The Michigan Department of Health and Human Services (MDHHS) and Michigan Department of Agriculture and Rural Development (MDARD) are urging Michigan residents to have their pets and animals vaccinated against rabies after confirmation that a six-month-old dog in the City of Detroit (Wayne County) tested positive for rabies.
The infected dog had never been vaccinated against rabies. Prior to this instance, the last rabid dog in the state occurred in 2011 in Oakland County.
While any mammal can be infected with rabies, the virus is typically carried by skunks or bats in Michigan. Testing to determine the strain of rabies in the infected dog is still taking place.

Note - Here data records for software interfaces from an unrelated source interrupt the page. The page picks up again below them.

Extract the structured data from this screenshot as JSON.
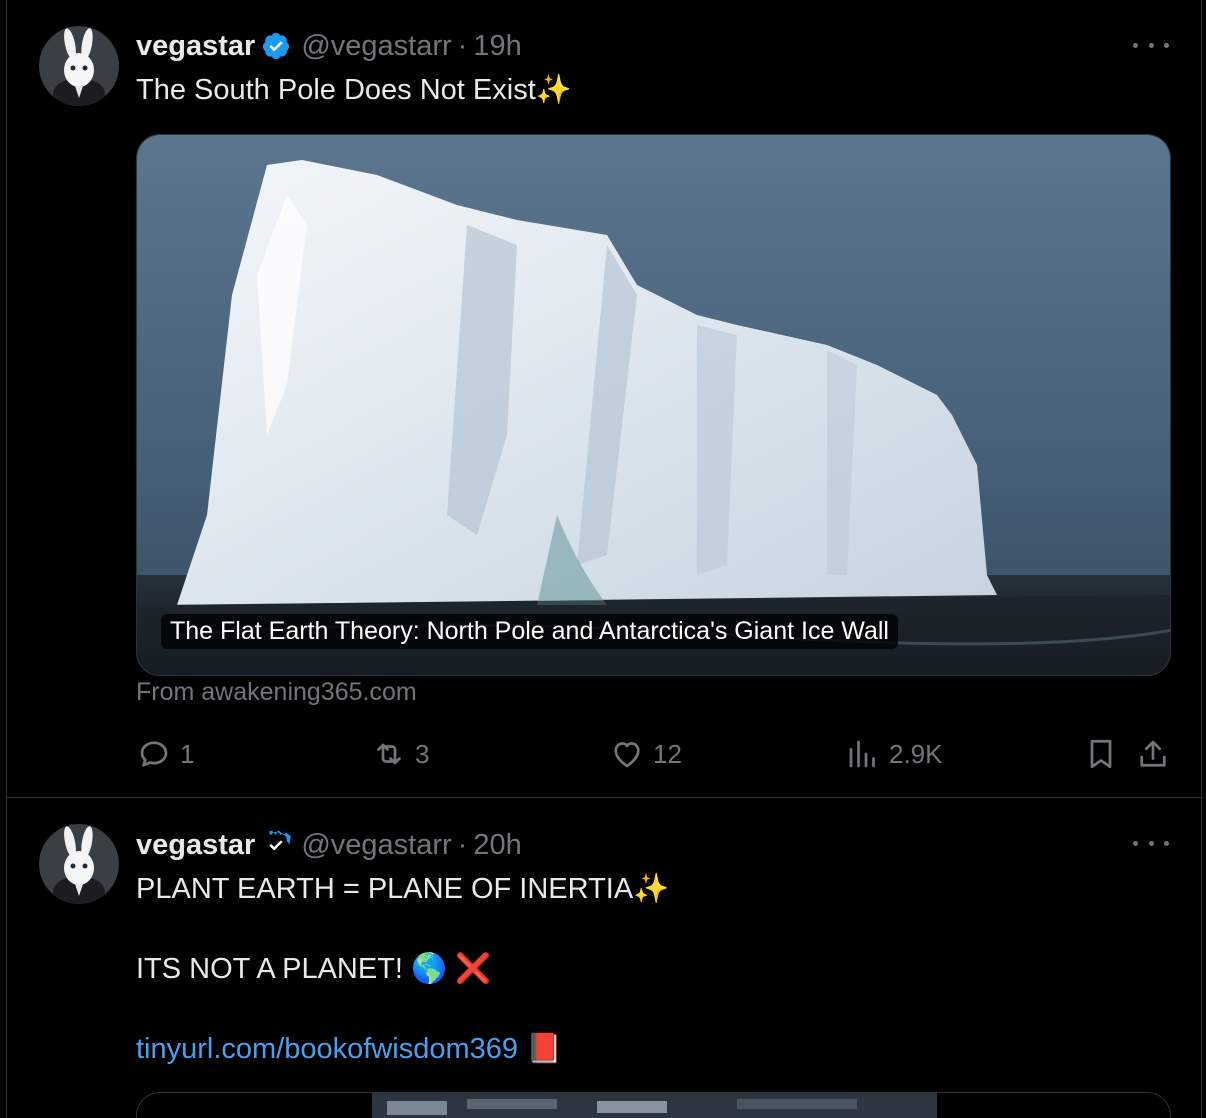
{
  "tweets": [
    {
      "author": {
        "name": "vegastar",
        "handle": "@vegastarr",
        "time": "19h",
        "avatar_icon": "white-rabbit-avatar",
        "verified_icon": "verified-badge-icon"
      },
      "text": "The South Pole Does Not Exist✨",
      "card": {
        "title": "The Flat Earth Theory: North Pole and Antarctica's Giant Ice Wall",
        "source": "From awakening365.com"
      },
      "actions": {
        "reply": "1",
        "retweet": "3",
        "like": "12",
        "views": "2.9K"
      }
    },
    {
      "author": {
        "name": "vegastar",
        "handle": "@vegastarr",
        "time": "20h",
        "avatar_icon": "white-rabbit-avatar",
        "verified_icon": "verified-badge-icon"
      },
      "lines": [
        "PLANT EARTH = PLANE OF INERTIA✨",
        "ITS NOT A PLANET! 🌎 ❌"
      ],
      "link": "tinyurl.com/bookofwisdom369",
      "link_suffix": "📕"
    }
  ],
  "colors": {
    "background": "#000000",
    "text": "#e7e9ea",
    "muted": "#71767b",
    "link": "#4c9ff0",
    "verified": "#1d9bf0",
    "divider": "#2f3336"
  }
}
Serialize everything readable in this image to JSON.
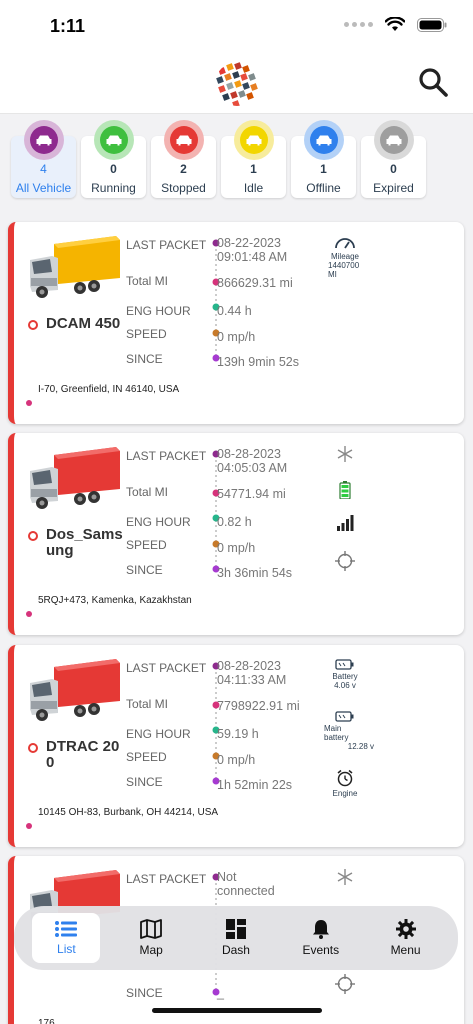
{
  "status_bar": {
    "time": "1:11"
  },
  "filters": [
    {
      "count": "4",
      "label": "All Vehicle",
      "color": "#8e2a8e",
      "ring": "#d8b5d8",
      "active": true
    },
    {
      "count": "0",
      "label": "Running",
      "color": "#3fbf3f",
      "ring": "#b7e6b7",
      "active": false
    },
    {
      "count": "2",
      "label": "Stopped",
      "color": "#e53935",
      "ring": "#f3b3b1",
      "active": false
    },
    {
      "count": "1",
      "label": "Idle",
      "color": "#f2d600",
      "ring": "#f7ec9c",
      "active": false
    },
    {
      "count": "1",
      "label": "Offline",
      "color": "#2f80ed",
      "ring": "#b3d1f7",
      "active": false
    },
    {
      "count": "0",
      "label": "Expired",
      "color": "#9e9e9e",
      "ring": "#d9d9d9",
      "active": false
    }
  ],
  "field_labels": {
    "last_packet": "LAST PACKET",
    "total_mi": "Total MI",
    "eng_hour": "ENG HOUR",
    "speed": "SPEED",
    "since": "SINCE"
  },
  "vehicles": [
    {
      "name": "DCAM 450",
      "truck_color": "#f5b400",
      "last_packet_date": "08-22-2023",
      "last_packet_time": "09:01:48 AM",
      "total_mi": "866629.31 mi",
      "eng_hour": "0.44 h",
      "speed": "0 mp/h",
      "since": "139h 9min 52s",
      "address": "I-70, Greenfield, IN 46140, USA",
      "mileage_label": "Mileage",
      "mileage_value": "1440700 MI"
    },
    {
      "name": "Dos_Samsung",
      "truck_color": "#e53935",
      "last_packet_date": "08-28-2023",
      "last_packet_time": "04:05:03 AM",
      "total_mi": "54771.94 mi",
      "eng_hour": "0.82 h",
      "speed": "0 mp/h",
      "since": "3h 36min 54s",
      "address": "5RQJ+473, Kamenka, Kazakhstan"
    },
    {
      "name": "DTRAC 200",
      "truck_color": "#e53935",
      "last_packet_date": "08-28-2023",
      "last_packet_time": "04:11:33 AM",
      "total_mi": "7798922.91 mi",
      "eng_hour": "59.19 h",
      "speed": "0 mp/h",
      "since": "1h 52min 22s",
      "address": "10145 OH-83, Burbank, OH 44214, USA",
      "battery_label": "Battery",
      "battery_value": "4.06 v",
      "main_battery_label": "Main battery",
      "main_battery_value": "12.28 v",
      "engine_label": "Engine"
    },
    {
      "name": "",
      "truck_color": "#e53935",
      "last_packet_date": "Not",
      "last_packet_time": "connected",
      "since": "_",
      "address": "176"
    }
  ],
  "nav": [
    {
      "label": "List",
      "icon": "list-icon",
      "active": true
    },
    {
      "label": "Map",
      "icon": "map-icon",
      "active": false
    },
    {
      "label": "Dash",
      "icon": "dashboard-icon",
      "active": false
    },
    {
      "label": "Events",
      "icon": "bell-icon",
      "active": false
    },
    {
      "label": "Menu",
      "icon": "gear-icon",
      "active": false
    }
  ]
}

“Rabies virus is present in the saliva and brain tissue of an infected animal,” said Dr. Joneigh Khaldun, chief medical executive and chief deputy for health for MDHHS. “People can be exposed to rabies when they are bitten by a rabid animal. Other possible routes for exposure include getting infectious material in your eyes, nose, or mouth or on fresh cuts in the skin. Make sure pets are vaccinated and avoid contact with stray or wild animals to reduce your risk of exposure to this potentially fatal disease.”